Yet the sheer range of issues aired in the scripts extended the range of subject matter deemed appropriate for future sitcoms. By tackling such subjects as masturbation, lesbianism, same-sex marriage, teenage sex and pregnancy, abortion, drug use, unemployment, and familial abuse in a common-sense way, Roseanne surely contributed towards the fostering of a healthy and responsible attitude towards these previously taboo topics. Thus, in the case of the birth control episode, the show pointed up that it was far better that Becky should avoid running the risk of an unwanted pregnancy or disease, particularly if she was going to "experiment" anyway.
Sadly, the show limped on a season too long. In its final run, the Connors' multi-million-dollar lottery win deprived the show of its satiric engine, in that so much of the humor had emanated from its portrayal of real people facing real daily struggles with flashes of extraordinary wit. Yet, at its best, Roseanne was remembered for its earthy, natural warmth and unabashed display of human imperfection that appealed to millions of viewers, and for fostering a level of audience identification and affection that flew in the face of much critical opprobrium.
Aronowitz, Stanley. "Working-Class Culture in the Electronic Age." In Cultural Politics in Contemporary America, edited by Ian Angus and Sut Jhally. London, Routledge, 1989.
Barr, Roseanne. Stand Up! My Life as a Woman. New York, Harper &Row, 1989.
Dutka, Elaine. "Slightly to the Left of Normal." Time. May 8,1989, 82-83.
Marc, David. Comic Visions: Television Comedy and American Culture. Malden, Massachusetts, Blackwell, 1997.
Mayerle, Judine. "Roseanne—How Did You Get inside My House?:A Case Study of a Hit Blue-Collar Situation Comedy." Journal of Popular Culture. Vol. 24, No. 4, 1991, 71-88.
Medved, Michael. Hollywood vs. America: Popular Culture and the War on Traditional Values. New York, Harper Collins, 1992.
Rowe, Kathleen. "Roseanne: Unruly Woman as Domestic Goddess." Screen. Vol. 31, No. 4, 1990, 408-419.

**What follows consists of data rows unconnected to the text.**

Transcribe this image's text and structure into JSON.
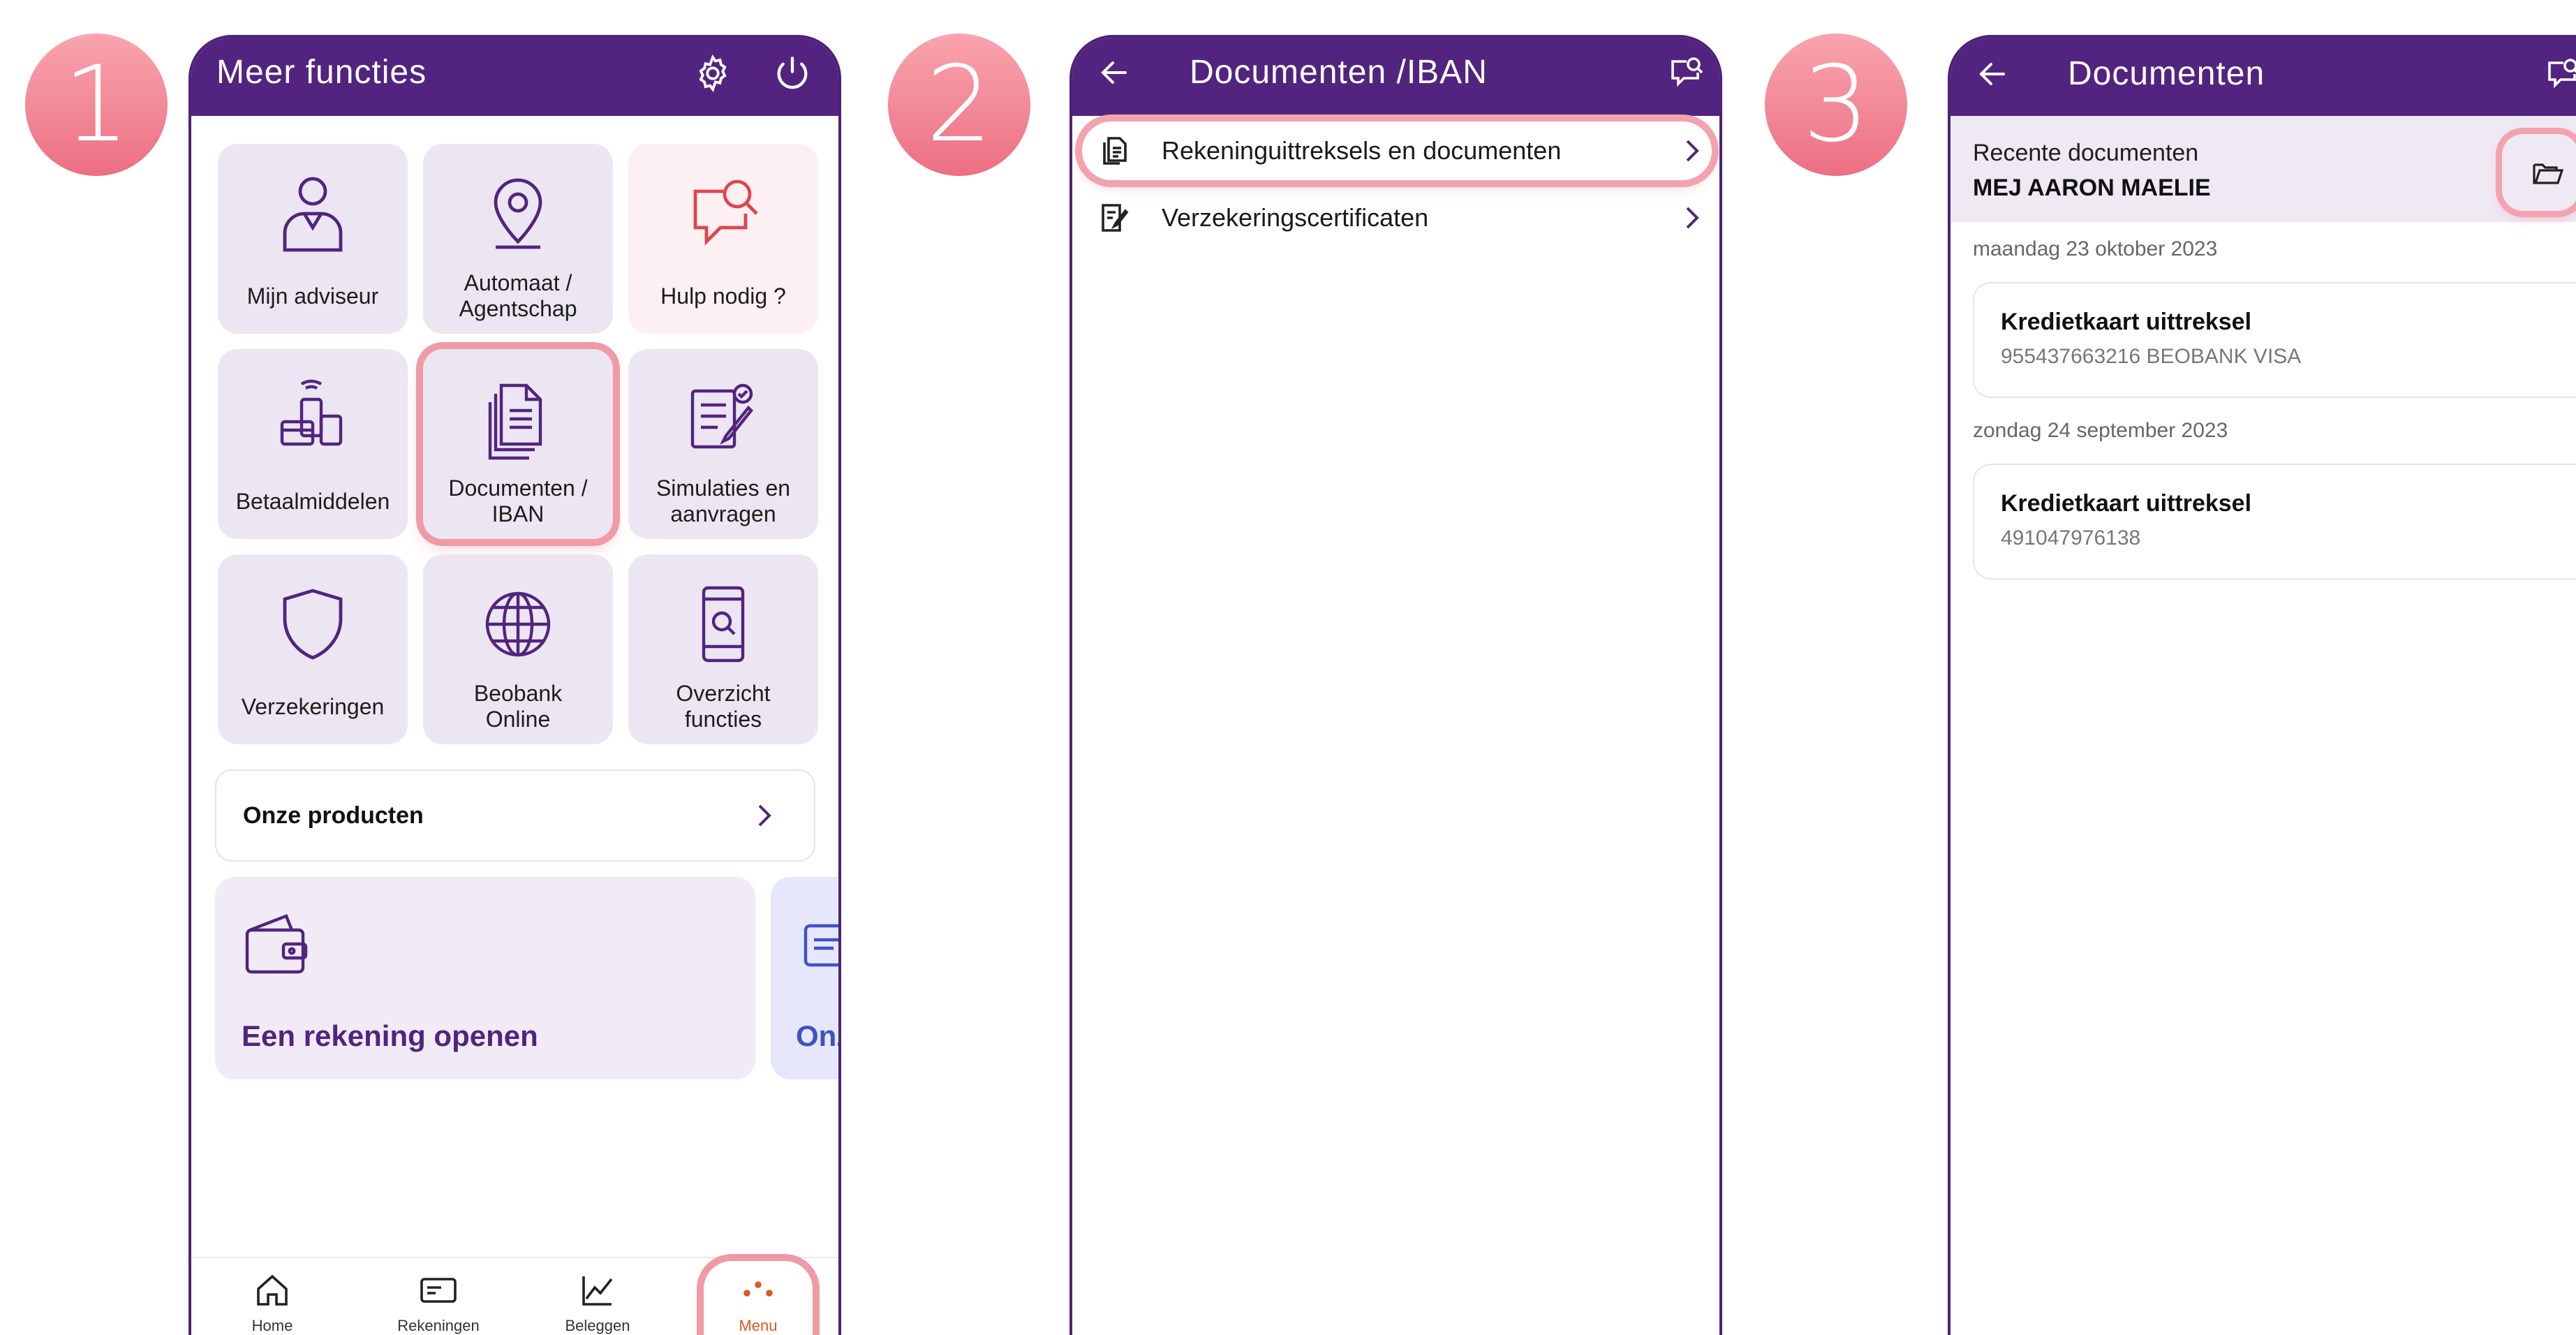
{
  "steps": [
    "1",
    "2",
    "3"
  ],
  "colors": {
    "header": "#52247f",
    "step_circle": "#ec6f84",
    "highlight_ring": "#f09aa5",
    "tile_bg": "#ece6f2",
    "active_nav": "#d95a2a"
  },
  "screen1": {
    "title": "Meer functies",
    "header_icons": [
      "settings-icon",
      "power-icon"
    ],
    "tiles": [
      {
        "label": "Mijn adviseur",
        "icon": "person-icon"
      },
      {
        "label": "Automaat /\nAgentschap",
        "icon": "location-pin-icon"
      },
      {
        "label": "Hulp nodig ?",
        "icon": "help-chat-search-icon"
      },
      {
        "label": "Betaalmiddelen",
        "icon": "payment-devices-icon"
      },
      {
        "label": "Documenten /\nIBAN",
        "icon": "documents-icon",
        "highlighted": true
      },
      {
        "label": "Simulaties en\naanvragen",
        "icon": "simulation-form-icon"
      },
      {
        "label": "Verzekeringen",
        "icon": "shield-icon"
      },
      {
        "label": "Beobank\nOnline",
        "icon": "globe-icon"
      },
      {
        "label": "Overzicht\nfuncties",
        "icon": "phone-search-icon"
      }
    ],
    "products_label": "Onze producten",
    "cards": [
      {
        "label": "Een rekening openen",
        "icon": "wallet-icon"
      },
      {
        "label": "Onz",
        "icon": "card-icon"
      }
    ],
    "nav": [
      {
        "label": "Home",
        "icon": "home-icon"
      },
      {
        "label": "Rekeningen",
        "icon": "account-card-icon"
      },
      {
        "label": "Beleggen",
        "icon": "chart-line-icon"
      },
      {
        "label": "Menu",
        "icon": "menu-dots-icon",
        "active": true
      }
    ]
  },
  "screen2": {
    "title": "Documenten /IBAN",
    "items": [
      {
        "label": "Rekeninguittreksels en documenten",
        "icon": "statements-icon",
        "highlighted": true
      },
      {
        "label": "Verzekeringscertificaten",
        "icon": "certificate-icon"
      }
    ]
  },
  "screen3": {
    "title": "Documenten",
    "recent_label": "Recente documenten",
    "account_holder": "MEJ AARON MAELIE",
    "groups": [
      {
        "date": "maandag 23 oktober 2023",
        "doc_title": "Kredietkaart uittreksel",
        "doc_sub": "955437663216 BEOBANK VISA"
      },
      {
        "date": "zondag 24 september 2023",
        "doc_title": "Kredietkaart uittreksel",
        "doc_sub": "491047976138"
      }
    ]
  }
}
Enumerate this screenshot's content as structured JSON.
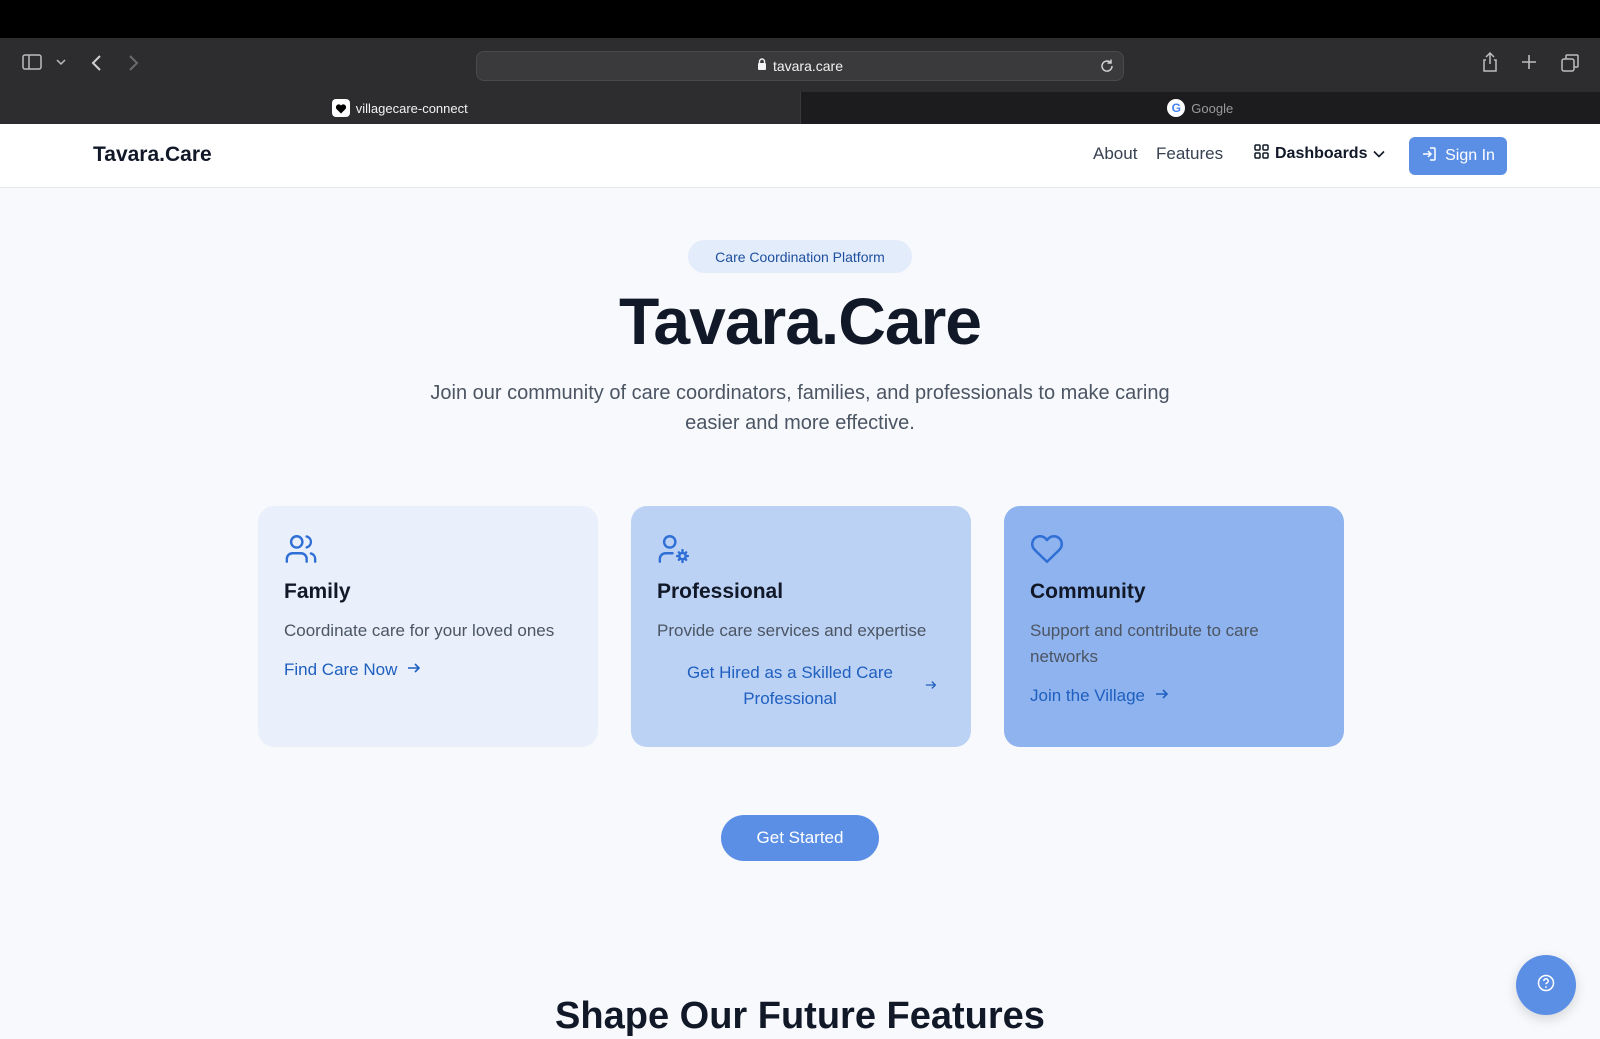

Watson, Mary Ann. Defining Visions: Television and the American Experience since 1945. Orlando, Florida, Harcourt Brace, 1998.